__Raw data__:
[Start of section]

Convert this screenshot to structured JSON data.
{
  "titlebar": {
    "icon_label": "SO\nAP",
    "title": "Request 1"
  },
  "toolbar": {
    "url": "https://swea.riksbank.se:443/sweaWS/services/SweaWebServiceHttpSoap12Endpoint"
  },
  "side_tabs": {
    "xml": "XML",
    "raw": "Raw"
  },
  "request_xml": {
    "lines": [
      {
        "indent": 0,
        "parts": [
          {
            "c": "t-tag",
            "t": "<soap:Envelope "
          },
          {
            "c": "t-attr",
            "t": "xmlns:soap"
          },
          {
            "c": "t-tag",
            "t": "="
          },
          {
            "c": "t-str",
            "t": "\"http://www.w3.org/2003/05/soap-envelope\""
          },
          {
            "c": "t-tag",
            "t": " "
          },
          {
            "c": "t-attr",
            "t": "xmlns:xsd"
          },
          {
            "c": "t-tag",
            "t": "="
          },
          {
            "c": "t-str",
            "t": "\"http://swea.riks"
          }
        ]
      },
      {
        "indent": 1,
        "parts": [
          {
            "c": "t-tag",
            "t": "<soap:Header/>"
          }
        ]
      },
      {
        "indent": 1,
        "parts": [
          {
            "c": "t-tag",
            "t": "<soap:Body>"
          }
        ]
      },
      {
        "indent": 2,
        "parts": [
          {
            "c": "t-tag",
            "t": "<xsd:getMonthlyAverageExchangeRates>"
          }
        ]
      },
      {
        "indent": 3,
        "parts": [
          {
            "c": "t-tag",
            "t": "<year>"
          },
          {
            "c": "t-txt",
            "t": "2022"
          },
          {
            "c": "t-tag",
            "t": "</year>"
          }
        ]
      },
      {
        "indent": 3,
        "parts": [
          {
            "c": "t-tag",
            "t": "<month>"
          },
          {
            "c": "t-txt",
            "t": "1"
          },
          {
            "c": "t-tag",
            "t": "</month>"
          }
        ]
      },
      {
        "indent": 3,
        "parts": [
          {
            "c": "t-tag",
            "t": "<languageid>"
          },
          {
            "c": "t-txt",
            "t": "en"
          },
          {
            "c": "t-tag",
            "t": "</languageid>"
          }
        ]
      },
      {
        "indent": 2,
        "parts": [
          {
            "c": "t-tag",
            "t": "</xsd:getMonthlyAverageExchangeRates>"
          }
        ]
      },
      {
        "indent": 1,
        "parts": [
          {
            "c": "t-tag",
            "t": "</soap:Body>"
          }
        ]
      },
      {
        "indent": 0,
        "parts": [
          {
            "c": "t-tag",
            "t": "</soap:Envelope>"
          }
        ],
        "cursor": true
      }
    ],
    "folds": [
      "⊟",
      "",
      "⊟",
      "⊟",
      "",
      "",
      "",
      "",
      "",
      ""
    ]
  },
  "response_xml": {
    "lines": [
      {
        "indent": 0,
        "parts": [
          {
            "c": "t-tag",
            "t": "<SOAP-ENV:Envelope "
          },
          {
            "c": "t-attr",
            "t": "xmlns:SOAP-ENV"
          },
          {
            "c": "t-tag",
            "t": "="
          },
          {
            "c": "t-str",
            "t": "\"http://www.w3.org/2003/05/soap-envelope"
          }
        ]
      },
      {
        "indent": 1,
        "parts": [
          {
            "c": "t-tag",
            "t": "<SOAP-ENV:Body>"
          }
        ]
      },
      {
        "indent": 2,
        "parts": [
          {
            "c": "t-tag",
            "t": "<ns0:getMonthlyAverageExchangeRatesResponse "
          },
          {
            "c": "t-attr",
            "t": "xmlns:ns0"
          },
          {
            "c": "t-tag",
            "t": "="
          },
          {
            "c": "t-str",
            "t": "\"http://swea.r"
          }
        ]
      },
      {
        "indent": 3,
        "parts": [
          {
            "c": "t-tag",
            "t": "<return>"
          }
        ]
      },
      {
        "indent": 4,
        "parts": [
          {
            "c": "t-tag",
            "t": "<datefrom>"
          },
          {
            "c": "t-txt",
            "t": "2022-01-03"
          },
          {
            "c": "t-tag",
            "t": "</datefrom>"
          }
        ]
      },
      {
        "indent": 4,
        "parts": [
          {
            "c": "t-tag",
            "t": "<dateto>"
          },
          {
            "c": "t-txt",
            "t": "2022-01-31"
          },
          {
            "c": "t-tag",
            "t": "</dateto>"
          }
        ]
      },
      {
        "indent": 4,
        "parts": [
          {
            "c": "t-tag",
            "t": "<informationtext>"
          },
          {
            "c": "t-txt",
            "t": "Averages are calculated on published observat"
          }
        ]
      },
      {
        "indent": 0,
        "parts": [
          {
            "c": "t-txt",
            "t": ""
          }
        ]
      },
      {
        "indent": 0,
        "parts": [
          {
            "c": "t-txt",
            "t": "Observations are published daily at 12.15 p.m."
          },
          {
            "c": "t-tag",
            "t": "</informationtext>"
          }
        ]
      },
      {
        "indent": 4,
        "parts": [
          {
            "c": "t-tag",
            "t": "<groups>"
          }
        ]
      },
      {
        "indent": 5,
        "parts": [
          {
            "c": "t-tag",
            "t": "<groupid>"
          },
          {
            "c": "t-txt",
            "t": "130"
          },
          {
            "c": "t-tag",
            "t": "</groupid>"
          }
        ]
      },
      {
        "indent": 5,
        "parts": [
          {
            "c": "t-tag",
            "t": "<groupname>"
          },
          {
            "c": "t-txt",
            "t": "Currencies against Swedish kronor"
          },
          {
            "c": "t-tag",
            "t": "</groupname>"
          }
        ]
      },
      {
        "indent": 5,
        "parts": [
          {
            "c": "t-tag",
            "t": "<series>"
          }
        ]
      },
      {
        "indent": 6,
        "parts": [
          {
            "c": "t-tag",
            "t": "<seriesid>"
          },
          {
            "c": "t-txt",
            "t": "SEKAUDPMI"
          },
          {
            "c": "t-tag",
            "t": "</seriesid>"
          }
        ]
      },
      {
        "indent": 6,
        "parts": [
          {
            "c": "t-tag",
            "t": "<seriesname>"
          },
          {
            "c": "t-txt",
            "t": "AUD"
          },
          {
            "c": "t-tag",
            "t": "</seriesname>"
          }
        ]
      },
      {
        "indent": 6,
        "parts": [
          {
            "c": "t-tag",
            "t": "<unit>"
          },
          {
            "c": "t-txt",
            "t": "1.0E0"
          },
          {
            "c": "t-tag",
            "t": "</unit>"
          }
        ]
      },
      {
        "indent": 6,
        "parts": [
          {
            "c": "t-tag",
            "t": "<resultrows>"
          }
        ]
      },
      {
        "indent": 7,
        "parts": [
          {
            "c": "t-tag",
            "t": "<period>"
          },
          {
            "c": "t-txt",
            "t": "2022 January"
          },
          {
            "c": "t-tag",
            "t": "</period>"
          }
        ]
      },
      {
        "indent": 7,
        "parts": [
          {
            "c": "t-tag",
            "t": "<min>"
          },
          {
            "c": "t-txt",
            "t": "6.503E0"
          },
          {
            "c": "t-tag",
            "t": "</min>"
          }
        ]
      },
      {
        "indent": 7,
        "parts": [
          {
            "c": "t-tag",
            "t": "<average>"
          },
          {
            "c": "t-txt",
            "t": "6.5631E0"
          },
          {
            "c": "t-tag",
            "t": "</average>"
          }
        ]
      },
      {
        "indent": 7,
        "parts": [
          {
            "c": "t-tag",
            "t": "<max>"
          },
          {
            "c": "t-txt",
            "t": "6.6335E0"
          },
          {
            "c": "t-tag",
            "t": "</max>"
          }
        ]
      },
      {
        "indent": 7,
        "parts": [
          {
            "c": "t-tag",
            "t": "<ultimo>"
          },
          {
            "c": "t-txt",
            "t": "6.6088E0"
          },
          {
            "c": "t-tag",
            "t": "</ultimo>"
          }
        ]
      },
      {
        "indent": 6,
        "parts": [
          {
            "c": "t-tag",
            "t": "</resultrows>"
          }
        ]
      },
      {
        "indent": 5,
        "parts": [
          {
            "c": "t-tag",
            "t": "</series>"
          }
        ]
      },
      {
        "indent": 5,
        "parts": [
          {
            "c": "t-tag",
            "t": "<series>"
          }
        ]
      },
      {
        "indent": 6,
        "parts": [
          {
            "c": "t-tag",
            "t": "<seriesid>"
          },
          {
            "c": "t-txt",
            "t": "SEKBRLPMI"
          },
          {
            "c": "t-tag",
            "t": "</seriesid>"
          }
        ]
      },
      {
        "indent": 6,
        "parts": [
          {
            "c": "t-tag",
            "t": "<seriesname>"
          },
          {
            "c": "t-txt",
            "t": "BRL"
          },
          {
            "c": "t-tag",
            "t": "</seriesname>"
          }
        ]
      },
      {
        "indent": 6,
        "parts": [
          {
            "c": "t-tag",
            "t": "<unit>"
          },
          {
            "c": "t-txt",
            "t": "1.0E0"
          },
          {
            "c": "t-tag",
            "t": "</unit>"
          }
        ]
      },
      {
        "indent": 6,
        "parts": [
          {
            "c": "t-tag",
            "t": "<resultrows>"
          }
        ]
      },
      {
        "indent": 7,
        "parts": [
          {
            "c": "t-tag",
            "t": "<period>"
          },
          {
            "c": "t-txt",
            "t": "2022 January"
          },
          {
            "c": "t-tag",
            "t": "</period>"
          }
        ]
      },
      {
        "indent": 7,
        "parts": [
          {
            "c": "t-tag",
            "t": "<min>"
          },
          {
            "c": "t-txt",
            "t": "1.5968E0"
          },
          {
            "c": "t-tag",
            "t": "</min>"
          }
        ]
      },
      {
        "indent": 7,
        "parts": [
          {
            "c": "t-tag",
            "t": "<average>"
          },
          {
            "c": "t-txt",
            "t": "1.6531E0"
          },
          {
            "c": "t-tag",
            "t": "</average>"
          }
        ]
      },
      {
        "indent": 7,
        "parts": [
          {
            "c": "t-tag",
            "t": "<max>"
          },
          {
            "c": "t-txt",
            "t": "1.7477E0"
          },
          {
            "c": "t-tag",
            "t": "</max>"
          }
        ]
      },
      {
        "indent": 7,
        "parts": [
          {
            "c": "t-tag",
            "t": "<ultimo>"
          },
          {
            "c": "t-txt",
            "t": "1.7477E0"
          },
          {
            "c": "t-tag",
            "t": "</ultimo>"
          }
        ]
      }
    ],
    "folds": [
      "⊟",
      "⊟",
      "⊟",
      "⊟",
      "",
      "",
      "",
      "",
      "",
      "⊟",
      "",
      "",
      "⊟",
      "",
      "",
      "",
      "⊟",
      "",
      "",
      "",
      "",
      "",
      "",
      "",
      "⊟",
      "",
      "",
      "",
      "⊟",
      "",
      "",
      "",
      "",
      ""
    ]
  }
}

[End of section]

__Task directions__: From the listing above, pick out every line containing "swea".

__Expected answer__:
    "url": "https://swea.riksbank.se:443/sweaWS/services/SweaWebServiceHttpSoap12Endpoint"
            "t": "\"http://swea.riks"
            "t": "\"http://swea.r"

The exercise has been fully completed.